The most important thing to do is plan ahead. If you are young and are reading this, then obviously getting a job while in high school should be your goal. You should also try to get some under the table work and put the money away. When you do this save from freshman year to senior year. More than likely it will be at minimum wage, but you should able to save enough for college for at least the first two years. Afterwards, do not enter college right away unless you have scholarships to cover the other half of your studies. This means that in order to save for college, you might have to work 5 years and not have the luxury of buying stuff that loses value, but investing in yourself will only cause you to flourish and society and live a well balanced life. It will also help you keep an open mind and give you a chance to think about investing and give way to credible research. Frugality is the best way to reach this goal, not mommy and daddy. Frugal people are independent; not self-dependant. If you have a trust fund, then work to build up security while going to school. You will be able to travel leaps and bounds if you have the cash to do so.

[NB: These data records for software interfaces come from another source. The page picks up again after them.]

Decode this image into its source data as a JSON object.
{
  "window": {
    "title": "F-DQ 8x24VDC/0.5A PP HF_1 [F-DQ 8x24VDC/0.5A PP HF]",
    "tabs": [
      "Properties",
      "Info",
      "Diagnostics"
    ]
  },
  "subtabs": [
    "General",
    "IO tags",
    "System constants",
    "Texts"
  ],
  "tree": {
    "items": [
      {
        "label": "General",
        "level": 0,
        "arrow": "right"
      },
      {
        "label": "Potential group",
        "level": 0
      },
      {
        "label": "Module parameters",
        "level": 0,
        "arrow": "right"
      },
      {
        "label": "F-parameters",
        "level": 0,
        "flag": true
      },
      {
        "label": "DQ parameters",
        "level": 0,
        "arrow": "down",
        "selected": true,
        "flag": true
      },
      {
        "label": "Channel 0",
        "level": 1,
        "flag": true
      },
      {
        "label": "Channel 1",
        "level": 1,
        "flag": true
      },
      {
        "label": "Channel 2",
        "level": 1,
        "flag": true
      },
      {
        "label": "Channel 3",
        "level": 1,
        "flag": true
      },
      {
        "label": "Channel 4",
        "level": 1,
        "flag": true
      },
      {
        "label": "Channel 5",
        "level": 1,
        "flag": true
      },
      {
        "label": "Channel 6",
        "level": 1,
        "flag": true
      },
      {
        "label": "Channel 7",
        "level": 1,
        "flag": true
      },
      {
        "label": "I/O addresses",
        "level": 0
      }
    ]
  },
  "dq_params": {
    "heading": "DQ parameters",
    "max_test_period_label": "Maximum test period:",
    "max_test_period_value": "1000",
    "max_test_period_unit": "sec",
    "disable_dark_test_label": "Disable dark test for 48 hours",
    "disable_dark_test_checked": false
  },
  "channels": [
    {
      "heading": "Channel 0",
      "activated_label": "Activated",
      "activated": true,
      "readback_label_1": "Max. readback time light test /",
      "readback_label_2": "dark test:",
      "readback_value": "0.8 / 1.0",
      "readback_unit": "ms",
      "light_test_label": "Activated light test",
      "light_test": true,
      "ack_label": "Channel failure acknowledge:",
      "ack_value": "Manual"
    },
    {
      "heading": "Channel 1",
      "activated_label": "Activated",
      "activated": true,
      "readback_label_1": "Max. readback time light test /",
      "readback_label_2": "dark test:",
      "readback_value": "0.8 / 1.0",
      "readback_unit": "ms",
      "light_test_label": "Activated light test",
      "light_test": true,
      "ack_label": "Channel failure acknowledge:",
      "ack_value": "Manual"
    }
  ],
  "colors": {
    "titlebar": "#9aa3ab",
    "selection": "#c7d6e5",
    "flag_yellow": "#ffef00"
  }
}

When in college, remember that the object is to keep your money in the bank. You will experience losses in earnings while being in college, so you need to prepare for that. Consider going to community college first then transfer to a 4 year afterwards. You will cut costs substantially by following this advise. Also do not buy all of your textbooks from the store. They will rip you off and overcharge you the value of the text book. If you can get a friend's e-book file of the textbook, ask if you can download his/her's copy. And sometimes the book stores put the e-books on file in order to sell them at a cheaper rate than the hard copy text book. Find a apartment (preferably a studio) close to campus so you do not get ripped off on their parking. Remember that the best way top save money is to not waste money. Shed unwanted bills and do not fall for any of the credit card gimmicks that is often regurgitated by Chase or MasterCard: they make their money by keeping you in debt. They did not build their business off of rich people-- they often pay in cash.

I bypassed all the campus scams and came away with little debt, but if I had to do it over again, I might of taken less classes. Other than that, I have no regrets. I did however make the mistake of getting a student loan when I could have broken up the semester payment into 3 chunks. They do not tell you about that. Often you have to inquire about alternative payment options. There is no use in going broke over stuff that does not matter. If there is a option, use it if it will keep you out of debt. Overall, if you are following a budget and the strategies in the Frugality special, you should not be experiencing any difficulties in paying your tutition.